marvel_premiere_vol_1_47When Hank Pym debuted as Ant-Man, his early stories were kind of lackluster compared to those of the Fantastic Four, Hulk, Iron Man, and others. There were several reasons for that, but a big one was Pym’s lack of a clearly defined motivation.

But Marvel got it right in the second draft, when ex-con Scott Lang took over the role in Marvel Premiere #47 and 48. Like in the movie, Scott steals the Ant-Man suit from his predecessor, but the circumstances are different. His nine-year-old daughter is suffering from a life-threatening heart condition, and there’s one specialist who might be able to operate on her…if Scott can rescue this doctor from her kidnappers.

That’s a pretty compelling motivation driving the story, and it gives us a Marvel superhero different from most others at the time—a single dad who’s a reluctant thief. Importantly, he’s a thief who’s willing to turn himself in after his daughter is safe, but Pym lets him off the hook…perhaps a bit too easily. Then again, Pym lacking clear motivation for his actions brings us full circle in a way.

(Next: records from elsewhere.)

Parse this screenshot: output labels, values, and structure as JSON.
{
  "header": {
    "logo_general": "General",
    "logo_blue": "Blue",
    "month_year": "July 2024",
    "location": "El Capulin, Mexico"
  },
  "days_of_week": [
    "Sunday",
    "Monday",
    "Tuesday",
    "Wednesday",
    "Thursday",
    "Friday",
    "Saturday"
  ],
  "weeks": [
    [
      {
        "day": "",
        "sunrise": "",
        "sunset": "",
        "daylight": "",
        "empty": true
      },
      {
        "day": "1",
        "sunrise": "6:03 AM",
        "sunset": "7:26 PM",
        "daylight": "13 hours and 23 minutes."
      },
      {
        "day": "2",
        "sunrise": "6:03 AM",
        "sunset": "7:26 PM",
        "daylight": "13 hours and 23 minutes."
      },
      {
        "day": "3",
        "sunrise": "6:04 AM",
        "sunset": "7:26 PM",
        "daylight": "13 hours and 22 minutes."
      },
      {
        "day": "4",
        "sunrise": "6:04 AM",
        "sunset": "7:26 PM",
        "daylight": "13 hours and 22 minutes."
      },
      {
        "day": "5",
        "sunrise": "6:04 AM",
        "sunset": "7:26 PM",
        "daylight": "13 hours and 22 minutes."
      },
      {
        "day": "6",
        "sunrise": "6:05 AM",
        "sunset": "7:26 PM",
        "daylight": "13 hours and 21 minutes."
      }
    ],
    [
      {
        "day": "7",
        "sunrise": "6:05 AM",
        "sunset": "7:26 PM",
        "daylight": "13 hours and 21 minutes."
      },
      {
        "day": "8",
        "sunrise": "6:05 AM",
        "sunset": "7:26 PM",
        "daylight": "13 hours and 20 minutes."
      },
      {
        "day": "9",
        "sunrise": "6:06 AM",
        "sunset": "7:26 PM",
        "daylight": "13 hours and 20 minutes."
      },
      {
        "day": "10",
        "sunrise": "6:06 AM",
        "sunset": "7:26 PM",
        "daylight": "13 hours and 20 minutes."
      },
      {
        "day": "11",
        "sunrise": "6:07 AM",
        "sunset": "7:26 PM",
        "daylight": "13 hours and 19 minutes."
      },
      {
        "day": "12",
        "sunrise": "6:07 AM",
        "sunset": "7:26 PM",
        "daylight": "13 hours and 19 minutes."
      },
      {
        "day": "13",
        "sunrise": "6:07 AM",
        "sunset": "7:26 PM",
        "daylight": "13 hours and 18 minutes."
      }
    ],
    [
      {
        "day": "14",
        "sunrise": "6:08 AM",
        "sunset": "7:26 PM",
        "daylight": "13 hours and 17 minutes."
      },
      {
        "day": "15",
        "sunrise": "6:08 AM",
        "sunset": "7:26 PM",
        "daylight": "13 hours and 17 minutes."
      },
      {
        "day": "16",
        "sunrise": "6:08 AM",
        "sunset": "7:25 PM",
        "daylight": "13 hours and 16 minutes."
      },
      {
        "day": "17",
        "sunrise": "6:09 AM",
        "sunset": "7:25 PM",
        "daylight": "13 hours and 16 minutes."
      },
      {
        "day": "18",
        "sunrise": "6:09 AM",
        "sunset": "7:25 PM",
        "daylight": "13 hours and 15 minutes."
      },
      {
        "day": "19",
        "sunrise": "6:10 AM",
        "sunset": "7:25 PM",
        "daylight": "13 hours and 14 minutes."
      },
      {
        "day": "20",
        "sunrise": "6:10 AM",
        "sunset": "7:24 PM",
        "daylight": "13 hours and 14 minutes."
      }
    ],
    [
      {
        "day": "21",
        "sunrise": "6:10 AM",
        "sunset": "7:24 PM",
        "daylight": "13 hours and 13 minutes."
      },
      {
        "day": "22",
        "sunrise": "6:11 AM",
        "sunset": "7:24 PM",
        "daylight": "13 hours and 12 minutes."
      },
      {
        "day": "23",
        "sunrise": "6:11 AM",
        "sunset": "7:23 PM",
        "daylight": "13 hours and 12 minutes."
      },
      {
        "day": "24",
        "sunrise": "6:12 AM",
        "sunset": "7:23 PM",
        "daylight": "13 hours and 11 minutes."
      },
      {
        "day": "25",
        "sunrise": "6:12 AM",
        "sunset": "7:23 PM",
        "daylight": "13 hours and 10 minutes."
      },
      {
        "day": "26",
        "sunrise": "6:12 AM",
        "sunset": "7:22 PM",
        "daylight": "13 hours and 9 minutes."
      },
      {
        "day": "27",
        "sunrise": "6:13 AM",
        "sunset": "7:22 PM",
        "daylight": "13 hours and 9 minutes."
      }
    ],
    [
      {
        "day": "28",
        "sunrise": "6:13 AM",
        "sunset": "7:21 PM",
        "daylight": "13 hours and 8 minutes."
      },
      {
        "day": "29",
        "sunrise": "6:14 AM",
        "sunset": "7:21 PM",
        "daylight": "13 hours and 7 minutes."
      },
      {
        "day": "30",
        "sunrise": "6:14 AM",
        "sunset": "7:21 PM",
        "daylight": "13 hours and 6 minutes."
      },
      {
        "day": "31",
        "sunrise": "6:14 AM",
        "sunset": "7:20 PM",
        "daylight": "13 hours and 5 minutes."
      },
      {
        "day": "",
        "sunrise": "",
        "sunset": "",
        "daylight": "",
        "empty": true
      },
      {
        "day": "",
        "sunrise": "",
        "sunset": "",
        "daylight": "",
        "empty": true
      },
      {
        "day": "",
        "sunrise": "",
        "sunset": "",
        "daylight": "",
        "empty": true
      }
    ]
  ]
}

The action is solid throughout. The villain shares the name of the movie’s villain, Darren Cross, although here he’s a pink brutish Hulk sort with a much higher IQ. He, too, has a heart condition, and he’s willing to steal people’s hearts to replace his own. He’s a true monster inside and out and a formidable obstacle for the rookie superhero, who has to rely much more on ingenuity than brute strength.

Definitely a much more interesting Ant-Man all around.

Writer: David Michelinie

Artists: John Byrne and Bob Layton

Publisher: Marvel Comics

How to Read It: back issues; Marvel Unlimited; Comixology; included in Ant-Man Scott Lang (TPB)

Appropriate For: ages 10 and up

Today’s Super Comic — The Invincible Iron Man #150 (1981)

Iron_Man_Vol_1_150Iron Man vs. Doctor Doom…in Camelot.

Yep, it’s classic comic book action that places its protagonist out of his element, doubly so. Not only is the electronically powered superhero stranded in a pre-electronics era, with no way to recharge his armor, but he also has to battle magical forces, which are basically the opposite of his comfort zone.

And Doctor Doom fits very well as an Iron Man foe, representing the dark side of technology. And yet he’s also perfectly comfortable with mysticism in a way Iron Man will never be, giving the bad guy a distinct advantage. (All of which is why Doctor Doom has been a welcome addition to recent Iron Man issues.)

The Invincible Iron Man #150 holds up as lots of fun, though it’s easy to picture how differently it would be written today. Tony Stark of the 1980s was much more Tom Selleck than Robert Downey Jr., and an adventure of this scale could easily fill six issues or more, rather than being set up in #149 and playing out in the double-sized #150.

As it stands, however, it’s a memorable time-travel story with a ridiculously fantastic premise and enjoyable execution. It’s not literature, but it sure is a wild ride.

Writer: David Michelinie

Penciler: John Romita, Jr.

Inker/Co-Plotter: Bob Layton

Publisher: Marvel Comics

How to Read It: back issues; Marvel Unlimited; Comixology; Iron Man vs. Doctor Doom: Doomquest (HC)

Appropriate For: ages 9 and up